Stored items from a collection:

------

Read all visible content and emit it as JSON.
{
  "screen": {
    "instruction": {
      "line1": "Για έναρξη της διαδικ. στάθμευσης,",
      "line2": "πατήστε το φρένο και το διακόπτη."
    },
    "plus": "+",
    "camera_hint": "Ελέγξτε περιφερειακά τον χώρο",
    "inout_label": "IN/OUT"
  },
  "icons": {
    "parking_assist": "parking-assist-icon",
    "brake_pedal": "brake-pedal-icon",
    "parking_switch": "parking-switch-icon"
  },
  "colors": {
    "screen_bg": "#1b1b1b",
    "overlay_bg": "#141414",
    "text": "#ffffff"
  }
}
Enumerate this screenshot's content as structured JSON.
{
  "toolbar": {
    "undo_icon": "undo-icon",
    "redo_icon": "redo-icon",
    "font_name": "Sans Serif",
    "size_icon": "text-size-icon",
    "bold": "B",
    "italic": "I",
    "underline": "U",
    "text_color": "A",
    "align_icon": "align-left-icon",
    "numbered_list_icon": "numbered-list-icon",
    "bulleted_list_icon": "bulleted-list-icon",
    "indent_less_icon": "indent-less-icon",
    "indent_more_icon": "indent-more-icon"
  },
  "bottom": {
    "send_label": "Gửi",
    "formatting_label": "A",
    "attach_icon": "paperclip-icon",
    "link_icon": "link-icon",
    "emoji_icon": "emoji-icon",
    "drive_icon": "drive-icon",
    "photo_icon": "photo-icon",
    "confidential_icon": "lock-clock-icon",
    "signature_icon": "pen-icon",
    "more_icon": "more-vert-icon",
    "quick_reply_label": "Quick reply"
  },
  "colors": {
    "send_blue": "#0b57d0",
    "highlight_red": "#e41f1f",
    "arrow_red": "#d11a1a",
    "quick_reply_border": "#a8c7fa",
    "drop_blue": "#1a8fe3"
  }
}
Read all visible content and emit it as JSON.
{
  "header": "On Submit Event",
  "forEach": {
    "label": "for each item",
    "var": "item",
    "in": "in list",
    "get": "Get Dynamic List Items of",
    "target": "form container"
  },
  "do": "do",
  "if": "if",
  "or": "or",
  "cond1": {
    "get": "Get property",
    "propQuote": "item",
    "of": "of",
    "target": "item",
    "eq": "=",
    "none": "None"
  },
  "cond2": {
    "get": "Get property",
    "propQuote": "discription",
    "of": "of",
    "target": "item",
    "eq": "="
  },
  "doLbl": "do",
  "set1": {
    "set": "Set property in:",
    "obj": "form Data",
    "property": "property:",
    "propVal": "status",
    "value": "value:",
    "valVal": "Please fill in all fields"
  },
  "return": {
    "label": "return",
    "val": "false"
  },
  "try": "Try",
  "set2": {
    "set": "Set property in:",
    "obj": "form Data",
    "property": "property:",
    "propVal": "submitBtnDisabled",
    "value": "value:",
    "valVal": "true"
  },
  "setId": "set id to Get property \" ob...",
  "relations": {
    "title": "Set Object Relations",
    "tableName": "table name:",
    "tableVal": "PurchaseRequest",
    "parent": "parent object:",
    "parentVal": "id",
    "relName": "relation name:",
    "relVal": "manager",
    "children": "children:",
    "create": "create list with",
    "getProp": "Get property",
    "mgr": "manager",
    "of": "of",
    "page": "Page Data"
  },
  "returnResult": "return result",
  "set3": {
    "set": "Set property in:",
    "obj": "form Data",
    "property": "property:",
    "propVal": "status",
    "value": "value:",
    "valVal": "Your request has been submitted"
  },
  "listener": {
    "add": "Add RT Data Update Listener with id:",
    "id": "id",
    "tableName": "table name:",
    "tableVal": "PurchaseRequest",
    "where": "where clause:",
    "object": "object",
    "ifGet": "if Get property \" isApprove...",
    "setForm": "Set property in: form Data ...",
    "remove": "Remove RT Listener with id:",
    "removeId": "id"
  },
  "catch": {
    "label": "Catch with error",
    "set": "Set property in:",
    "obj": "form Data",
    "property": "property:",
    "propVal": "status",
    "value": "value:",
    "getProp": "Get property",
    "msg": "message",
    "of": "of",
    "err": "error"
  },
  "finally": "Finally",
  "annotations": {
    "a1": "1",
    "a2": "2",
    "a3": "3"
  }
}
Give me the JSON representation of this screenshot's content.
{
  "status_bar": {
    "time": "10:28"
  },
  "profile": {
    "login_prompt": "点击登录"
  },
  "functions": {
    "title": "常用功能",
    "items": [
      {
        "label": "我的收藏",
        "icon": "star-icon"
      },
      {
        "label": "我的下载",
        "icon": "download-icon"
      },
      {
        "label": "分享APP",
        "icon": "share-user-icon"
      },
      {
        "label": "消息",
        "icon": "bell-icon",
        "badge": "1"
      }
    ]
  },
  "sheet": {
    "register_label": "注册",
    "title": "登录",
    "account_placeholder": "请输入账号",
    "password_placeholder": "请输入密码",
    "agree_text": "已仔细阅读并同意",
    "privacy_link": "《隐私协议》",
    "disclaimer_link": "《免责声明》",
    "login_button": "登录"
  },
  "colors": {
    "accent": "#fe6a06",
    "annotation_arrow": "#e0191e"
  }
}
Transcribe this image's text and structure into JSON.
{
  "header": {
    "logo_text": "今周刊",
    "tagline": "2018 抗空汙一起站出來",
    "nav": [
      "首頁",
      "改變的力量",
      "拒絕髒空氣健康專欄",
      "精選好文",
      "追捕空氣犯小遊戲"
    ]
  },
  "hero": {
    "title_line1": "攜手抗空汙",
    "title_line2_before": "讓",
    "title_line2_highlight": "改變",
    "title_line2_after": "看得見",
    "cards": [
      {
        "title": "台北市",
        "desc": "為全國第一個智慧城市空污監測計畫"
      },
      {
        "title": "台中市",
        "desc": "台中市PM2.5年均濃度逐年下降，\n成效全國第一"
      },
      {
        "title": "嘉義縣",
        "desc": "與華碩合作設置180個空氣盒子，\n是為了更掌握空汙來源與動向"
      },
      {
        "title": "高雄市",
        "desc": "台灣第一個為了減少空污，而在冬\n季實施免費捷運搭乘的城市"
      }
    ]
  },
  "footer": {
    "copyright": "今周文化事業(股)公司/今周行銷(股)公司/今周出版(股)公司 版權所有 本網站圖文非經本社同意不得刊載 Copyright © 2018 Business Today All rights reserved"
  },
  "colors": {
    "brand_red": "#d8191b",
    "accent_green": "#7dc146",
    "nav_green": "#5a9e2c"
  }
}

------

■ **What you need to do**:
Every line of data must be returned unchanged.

■ **Written solution**:
Read all visible content and emit it as JSON.
{
  "screen": {
    "instruction": {
      "line1": "Για έναρξη της διαδικ. στάθμευσης,",
      "line2": "πατήστε το φρένο και το διακόπτη."
    },
    "plus": "+",
    "camera_hint": "Ελέγξτε περιφερειακά τον χώρο",
    "inout_label": "IN/OUT"
  },
  "icons": {
    "parking_assist": "parking-assist-icon",
    "brake_pedal": "brake-pedal-icon",
    "parking_switch": "parking-switch-icon"
  },
  "colors": {
    "screen_bg": "#1b1b1b",
    "overlay_bg": "#141414",
    "text": "#ffffff"
  }
}
Enumerate this screenshot's content as structured JSON.
{
  "toolbar": {
    "undo_icon": "undo-icon",
    "redo_icon": "redo-icon",
    "font_name": "Sans Serif",
    "size_icon": "text-size-icon",
    "bold": "B",
    "italic": "I",
    "underline": "U",
    "text_color": "A",
    "align_icon": "align-left-icon",
    "numbered_list_icon": "numbered-list-icon",
    "bulleted_list_icon": "bulleted-list-icon",
    "indent_less_icon": "indent-less-icon",
    "indent_more_icon": "indent-more-icon"
  },
  "bottom": {
    "send_label": "Gửi",
    "formatting_label": "A",
    "attach_icon": "paperclip-icon",
    "link_icon": "link-icon",
    "emoji_icon": "emoji-icon",
    "drive_icon": "drive-icon",
    "photo_icon": "photo-icon",
    "confidential_icon": "lock-clock-icon",
    "signature_icon": "pen-icon",
    "more_icon": "more-vert-icon",
    "quick_reply_label": "Quick reply"
  },
  "colors": {
    "send_blue": "#0b57d0",
    "highlight_red": "#e41f1f",
    "arrow_red": "#d11a1a",
    "quick_reply_border": "#a8c7fa",
    "drop_blue": "#1a8fe3"
  }
}
Read all visible content and emit it as JSON.
{
  "header": "On Submit Event",
  "forEach": {
    "label": "for each item",
    "var": "item",
    "in": "in list",
    "get": "Get Dynamic List Items of",
    "target": "form container"
  },
  "do": "do",
  "if": "if",
  "or": "or",
  "cond1": {
    "get": "Get property",
    "propQuote": "item",
    "of": "of",
    "target": "item",
    "eq": "=",
    "none": "None"
  },
  "cond2": {
    "get": "Get property",
    "propQuote": "discription",
    "of": "of",
    "target": "item",
    "eq": "="
  },
  "doLbl": "do",
  "set1": {
    "set": "Set property in:",
    "obj": "form Data",
    "property": "property:",
    "propVal": "status",
    "value": "value:",
    "valVal": "Please fill in all fields"
  },
  "return": {
    "label": "return",
    "val": "false"
  },
  "try": "Try",
  "set2": {
    "set": "Set property in:",
    "obj": "form Data",
    "property": "property:",
    "propVal": "submitBtnDisabled",
    "value": "value:",
    "valVal": "true"
  },
  "setId": "set id to Get property \" ob...",
  "relations": {
    "title": "Set Object Relations",
    "tableName": "table name:",
    "tableVal": "PurchaseRequest",
    "parent": "parent object:",
    "parentVal": "id",
    "relName": "relation name:",
    "relVal": "manager",
    "children": "children:",
    "create": "create list with",
    "getProp": "Get property",
    "mgr": "manager",
    "of": "of",
    "page": "Page Data"
  },
  "returnResult": "return result",
  "set3": {
    "set": "Set property in:",
    "obj": "form Data",
    "property": "property:",
    "propVal": "status",
    "value": "value:",
    "valVal": "Your request has been submitted"
  },
  "listener": {
    "add": "Add RT Data Update Listener with id:",
    "id": "id",
    "tableName": "table name:",
    "tableVal": "PurchaseRequest",
    "where": "where clause:",
    "object": "object",
    "ifGet": "if Get property \" isApprove...",
    "setForm": "Set property in: form Data ...",
    "remove": "Remove RT Listener with id:",
    "removeId": "id"
  },
  "catch": {
    "label": "Catch with error",
    "set": "Set property in:",
    "obj": "form Data",
    "property": "property:",
    "propVal": "status",
    "value": "value:",
    "getProp": "Get property",
    "msg": "message",
    "of": "of",
    "err": "error"
  },
  "finally": "Finally",
  "annotations": {
    "a1": "1",
    "a2": "2",
    "a3": "3"
  }
}
Give me the JSON representation of this screenshot's content.
{
  "status_bar": {
    "time": "10:28"
  },
  "profile": {
    "login_prompt": "点击登录"
  },
  "functions": {
    "title": "常用功能",
    "items": [
      {
        "label": "我的收藏",
        "icon": "star-icon"
      },
      {
        "label": "我的下载",
        "icon": "download-icon"
      },
      {
        "label": "分享APP",
        "icon": "share-user-icon"
      },
      {
        "label": "消息",
        "icon": "bell-icon",
        "badge": "1"
      }
    ]
  },
  "sheet": {
    "register_label": "注册",
    "title": "登录",
    "account_placeholder": "请输入账号",
    "password_placeholder": "请输入密码",
    "agree_text": "已仔细阅读并同意",
    "privacy_link": "《隐私协议》",
    "disclaimer_link": "《免责声明》",
    "login_button": "登录"
  },
  "colors": {
    "accent": "#fe6a06",
    "annotation_arrow": "#e0191e"
  }
}
Transcribe this image's text and structure into JSON.
{
  "header": {
    "logo_text": "今周刊",
    "tagline": "2018 抗空汙一起站出來",
    "nav": [
      "首頁",
      "改變的力量",
      "拒絕髒空氣健康專欄",
      "精選好文",
      "追捕空氣犯小遊戲"
    ]
  },
  "hero": {
    "title_line1": "攜手抗空汙",
    "title_line2_before": "讓",
    "title_line2_highlight": "改變",
    "title_line2_after": "看得見",
    "cards": [
      {
        "title": "台北市",
        "desc": "為全國第一個智慧城市空污監測計畫"
      },
      {
        "title": "台中市",
        "desc": "台中市PM2.5年均濃度逐年下降，\n成效全國第一"
      },
      {
        "title": "嘉義縣",
        "desc": "與華碩合作設置180個空氣盒子，\n是為了更掌握空汙來源與動向"
      },
      {
        "title": "高雄市",
        "desc": "台灣第一個為了減少空污，而在冬\n季實施免費捷運搭乘的城市"
      }
    ]
  },
  "footer": {
    "copyright": "今周文化事業(股)公司/今周行銷(股)公司/今周出版(股)公司 版權所有 本網站圖文非經本社同意不得刊載 Copyright © 2018 Business Today All rights reserved"
  },
  "colors": {
    "brand_red": "#d8191b",
    "accent_green": "#7dc146",
    "nav_green": "#5a9e2c"
  }
}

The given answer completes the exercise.